Deciding where to stay while traveling can be really tricky because there are so many things to consider. That is, your proximity to attractions in Luang Prabang and transport options; the scenery and atmosphere of the area; and finally, the price. There are three main areas in Luang Prabang to choose from.
The heart of the city, Old Town is probably where you’ll spend most of your time wandering around and sightseeing, so it’s a super convenient place to stay. The Mekong Riverfront: is the perfect combination of scenic and central, you’ll be able to enjoy gorgeous views and still be very nearby the Old Town. If you’re more keen on peace, quiet, and authenticity, the Nam Khan Riverfront is a smaller, quieter, and cheaper area, and it still has gorgeous scenery.
The Belle Rive Boutique Hotel will allow you to enjoy epic views and an authentic local atmosphere right on the Mekong Riverfront. The mid-range hotel also offers free bicycles and a delicious breakfast. Located in the historic center, My Dream Boutique Resort is a great budget option that is conveniently and centrally located. After a full day of sightseeing you can relax in their garden or cool down in the swimming pool.

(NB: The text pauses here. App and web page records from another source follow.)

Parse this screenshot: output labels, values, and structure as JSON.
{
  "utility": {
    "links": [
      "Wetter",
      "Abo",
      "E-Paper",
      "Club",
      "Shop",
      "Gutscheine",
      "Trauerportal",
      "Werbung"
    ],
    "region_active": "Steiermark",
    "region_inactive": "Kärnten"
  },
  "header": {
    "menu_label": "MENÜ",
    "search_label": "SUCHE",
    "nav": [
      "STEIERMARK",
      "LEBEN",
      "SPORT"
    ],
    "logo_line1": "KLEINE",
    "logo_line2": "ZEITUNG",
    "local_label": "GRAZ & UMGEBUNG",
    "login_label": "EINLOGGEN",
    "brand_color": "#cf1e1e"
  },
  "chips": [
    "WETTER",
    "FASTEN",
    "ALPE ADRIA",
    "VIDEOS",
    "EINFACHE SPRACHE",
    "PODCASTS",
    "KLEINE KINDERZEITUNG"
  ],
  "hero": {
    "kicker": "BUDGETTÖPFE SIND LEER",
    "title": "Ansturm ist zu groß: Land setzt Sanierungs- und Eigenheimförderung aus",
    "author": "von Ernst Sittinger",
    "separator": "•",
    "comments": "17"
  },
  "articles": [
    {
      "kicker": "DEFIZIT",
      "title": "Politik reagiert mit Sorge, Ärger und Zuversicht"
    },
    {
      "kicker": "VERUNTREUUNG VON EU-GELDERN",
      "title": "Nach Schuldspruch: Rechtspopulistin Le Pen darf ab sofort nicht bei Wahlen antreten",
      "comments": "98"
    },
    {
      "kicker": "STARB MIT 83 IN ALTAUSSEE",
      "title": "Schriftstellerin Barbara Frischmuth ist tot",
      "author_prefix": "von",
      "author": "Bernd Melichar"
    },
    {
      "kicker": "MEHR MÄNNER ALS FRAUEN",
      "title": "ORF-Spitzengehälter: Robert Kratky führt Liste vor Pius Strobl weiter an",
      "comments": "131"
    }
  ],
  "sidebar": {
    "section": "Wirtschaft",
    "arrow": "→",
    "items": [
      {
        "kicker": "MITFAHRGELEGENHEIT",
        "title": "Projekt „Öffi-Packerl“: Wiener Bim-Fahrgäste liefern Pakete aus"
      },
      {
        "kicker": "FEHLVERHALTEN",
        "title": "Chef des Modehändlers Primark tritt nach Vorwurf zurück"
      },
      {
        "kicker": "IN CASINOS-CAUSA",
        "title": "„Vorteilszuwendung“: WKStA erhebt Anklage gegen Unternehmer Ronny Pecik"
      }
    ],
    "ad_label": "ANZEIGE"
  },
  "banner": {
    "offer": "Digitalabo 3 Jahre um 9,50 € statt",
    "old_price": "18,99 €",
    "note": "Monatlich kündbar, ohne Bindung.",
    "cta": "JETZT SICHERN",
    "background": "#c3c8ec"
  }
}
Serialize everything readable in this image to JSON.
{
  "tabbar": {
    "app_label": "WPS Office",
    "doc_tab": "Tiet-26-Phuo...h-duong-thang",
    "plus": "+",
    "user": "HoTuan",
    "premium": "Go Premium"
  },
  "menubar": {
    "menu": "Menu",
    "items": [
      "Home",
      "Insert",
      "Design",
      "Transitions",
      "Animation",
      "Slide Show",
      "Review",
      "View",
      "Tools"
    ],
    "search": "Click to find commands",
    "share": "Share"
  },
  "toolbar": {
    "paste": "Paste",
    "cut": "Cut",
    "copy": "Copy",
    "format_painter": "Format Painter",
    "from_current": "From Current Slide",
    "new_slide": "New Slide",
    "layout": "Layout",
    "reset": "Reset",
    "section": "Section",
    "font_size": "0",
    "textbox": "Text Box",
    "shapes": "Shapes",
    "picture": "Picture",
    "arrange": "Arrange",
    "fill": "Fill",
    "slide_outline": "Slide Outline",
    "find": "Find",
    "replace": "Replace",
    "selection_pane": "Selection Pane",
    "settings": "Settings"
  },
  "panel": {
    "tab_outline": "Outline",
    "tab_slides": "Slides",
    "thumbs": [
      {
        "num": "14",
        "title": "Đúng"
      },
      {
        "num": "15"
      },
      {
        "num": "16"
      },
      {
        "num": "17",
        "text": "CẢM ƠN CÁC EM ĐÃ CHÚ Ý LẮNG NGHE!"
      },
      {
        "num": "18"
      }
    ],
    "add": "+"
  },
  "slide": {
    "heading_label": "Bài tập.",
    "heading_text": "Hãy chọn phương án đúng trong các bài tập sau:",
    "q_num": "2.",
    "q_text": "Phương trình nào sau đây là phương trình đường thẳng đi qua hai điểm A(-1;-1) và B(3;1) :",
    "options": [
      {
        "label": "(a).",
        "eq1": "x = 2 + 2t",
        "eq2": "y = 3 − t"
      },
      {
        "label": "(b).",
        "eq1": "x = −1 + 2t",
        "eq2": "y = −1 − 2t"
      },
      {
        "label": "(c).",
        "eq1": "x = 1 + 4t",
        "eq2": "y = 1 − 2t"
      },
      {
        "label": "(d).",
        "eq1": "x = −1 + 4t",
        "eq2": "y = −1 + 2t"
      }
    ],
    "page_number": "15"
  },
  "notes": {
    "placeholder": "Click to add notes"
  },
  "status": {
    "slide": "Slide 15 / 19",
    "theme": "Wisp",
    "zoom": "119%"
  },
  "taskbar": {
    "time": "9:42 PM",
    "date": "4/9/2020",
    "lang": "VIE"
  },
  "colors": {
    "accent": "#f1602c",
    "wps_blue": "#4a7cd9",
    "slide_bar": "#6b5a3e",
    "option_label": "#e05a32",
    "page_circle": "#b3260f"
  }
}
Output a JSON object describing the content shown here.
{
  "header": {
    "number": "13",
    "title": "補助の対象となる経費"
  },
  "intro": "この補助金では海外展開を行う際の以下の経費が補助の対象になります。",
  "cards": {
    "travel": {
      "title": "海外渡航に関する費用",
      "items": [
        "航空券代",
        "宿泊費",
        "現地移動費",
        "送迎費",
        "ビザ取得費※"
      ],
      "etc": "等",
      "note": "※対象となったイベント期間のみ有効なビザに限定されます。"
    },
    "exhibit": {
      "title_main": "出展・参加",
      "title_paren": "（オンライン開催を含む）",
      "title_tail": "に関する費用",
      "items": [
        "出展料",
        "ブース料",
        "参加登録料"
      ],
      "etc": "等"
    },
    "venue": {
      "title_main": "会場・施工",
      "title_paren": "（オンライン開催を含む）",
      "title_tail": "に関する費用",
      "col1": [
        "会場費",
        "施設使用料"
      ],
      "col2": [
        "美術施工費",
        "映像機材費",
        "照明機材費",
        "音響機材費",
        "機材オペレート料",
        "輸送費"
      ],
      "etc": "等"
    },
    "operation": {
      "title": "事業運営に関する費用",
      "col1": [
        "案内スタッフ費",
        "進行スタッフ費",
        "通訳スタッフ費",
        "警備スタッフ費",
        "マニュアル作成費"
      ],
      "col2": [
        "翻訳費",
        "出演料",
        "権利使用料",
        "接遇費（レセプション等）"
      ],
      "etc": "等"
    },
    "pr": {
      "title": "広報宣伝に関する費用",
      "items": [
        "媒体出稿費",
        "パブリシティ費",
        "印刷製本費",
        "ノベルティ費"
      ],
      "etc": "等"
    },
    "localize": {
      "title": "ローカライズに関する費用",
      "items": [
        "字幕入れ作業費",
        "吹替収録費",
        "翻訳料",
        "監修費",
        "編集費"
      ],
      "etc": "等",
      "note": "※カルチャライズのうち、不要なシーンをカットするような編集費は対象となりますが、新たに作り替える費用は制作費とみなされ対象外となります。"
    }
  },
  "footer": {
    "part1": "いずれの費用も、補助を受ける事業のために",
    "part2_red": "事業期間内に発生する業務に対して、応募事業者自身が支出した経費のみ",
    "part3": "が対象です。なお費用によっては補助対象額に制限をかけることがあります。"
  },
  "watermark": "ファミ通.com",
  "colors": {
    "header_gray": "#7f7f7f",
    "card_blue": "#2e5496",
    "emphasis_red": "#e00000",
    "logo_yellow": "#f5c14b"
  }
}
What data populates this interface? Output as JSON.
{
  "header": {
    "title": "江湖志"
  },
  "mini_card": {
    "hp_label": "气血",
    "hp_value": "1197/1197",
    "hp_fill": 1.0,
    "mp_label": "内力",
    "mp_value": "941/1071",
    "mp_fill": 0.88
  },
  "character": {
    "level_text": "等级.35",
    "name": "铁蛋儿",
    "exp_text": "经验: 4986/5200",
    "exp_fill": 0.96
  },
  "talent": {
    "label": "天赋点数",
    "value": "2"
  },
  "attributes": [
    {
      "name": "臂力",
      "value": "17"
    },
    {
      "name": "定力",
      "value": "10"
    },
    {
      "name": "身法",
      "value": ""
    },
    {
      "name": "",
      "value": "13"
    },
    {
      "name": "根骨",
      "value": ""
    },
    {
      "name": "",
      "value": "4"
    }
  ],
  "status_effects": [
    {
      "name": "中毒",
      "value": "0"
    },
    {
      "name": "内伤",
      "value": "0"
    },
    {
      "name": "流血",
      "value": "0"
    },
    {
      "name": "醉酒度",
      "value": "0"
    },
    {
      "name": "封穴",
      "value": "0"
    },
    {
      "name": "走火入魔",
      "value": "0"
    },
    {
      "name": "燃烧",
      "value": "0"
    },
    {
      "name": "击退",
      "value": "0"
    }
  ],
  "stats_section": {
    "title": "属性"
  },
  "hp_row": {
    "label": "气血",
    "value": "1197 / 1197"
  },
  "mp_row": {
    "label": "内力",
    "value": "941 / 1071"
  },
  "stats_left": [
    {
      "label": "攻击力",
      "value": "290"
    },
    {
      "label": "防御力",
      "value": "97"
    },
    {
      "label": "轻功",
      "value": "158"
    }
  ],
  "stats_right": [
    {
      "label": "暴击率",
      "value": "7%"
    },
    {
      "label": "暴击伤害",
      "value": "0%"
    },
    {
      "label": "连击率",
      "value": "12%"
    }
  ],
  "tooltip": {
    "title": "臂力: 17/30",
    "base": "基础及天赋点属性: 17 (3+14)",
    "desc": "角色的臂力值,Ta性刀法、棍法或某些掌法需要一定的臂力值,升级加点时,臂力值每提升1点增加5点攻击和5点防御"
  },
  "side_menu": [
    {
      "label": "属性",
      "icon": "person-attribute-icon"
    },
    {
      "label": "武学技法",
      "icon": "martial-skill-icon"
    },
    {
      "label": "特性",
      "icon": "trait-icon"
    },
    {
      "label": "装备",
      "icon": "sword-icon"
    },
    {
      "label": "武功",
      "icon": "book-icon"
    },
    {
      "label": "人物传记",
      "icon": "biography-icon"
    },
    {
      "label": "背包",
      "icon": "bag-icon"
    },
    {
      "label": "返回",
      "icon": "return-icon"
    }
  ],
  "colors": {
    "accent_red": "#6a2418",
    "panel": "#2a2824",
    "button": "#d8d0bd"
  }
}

How to get to Luang Prabang
There are plenty of options for getting to Luang Prabang – you can fly or catch a bus, train, or even a boat. The city’s airport is only four kilometers from the center and it’s an international airport which is super convenient.
However, if you’re flying from somewhere that doesn’t go directly to Luang Prabang, you can also catch a bus or train. Buses are very common (and affordable) from within Laos and from neighboring countries.
Or, if you really want to enjoy the scenery, you can opt for the slow boat on the Mekong River that’ll take you to the city from Huay Xai at the Thai border.
Best Time to Visit Luang Prabang
As it is the dry season when the heat and humidity are much lower, most people visit Luang Prabang between November and March. Temperatures of 26 to 32°C (79 to 89°F) are ideal for ambling about its old town and visiting the stunning Kuang Si Falls.
Prices are higher during this period though due to all the crowds that converge on the city. A number of important celebrations like Boun Pha Vet and Boun Makha Bousa also take place as do the Hmong and Khmu New Year’s festivities held in the villages around it.
While April also has the Pi Mao or Lao New Year parties to enjoy, the city is already getting a lot hotter with more rain falling. As farmers set fire to their fields, the countryside is not as attractive and the air quality is poor.
May through October is the wet season when most people stay away due to all the torrential downpours. Landslides can occur with the Mekong River sometimes even flooding in August and September. But the exciting Boat Racing Festival and enchanting Light Boat Festival are nice excuses to visit. Prices are also lower with barely any crowds being around.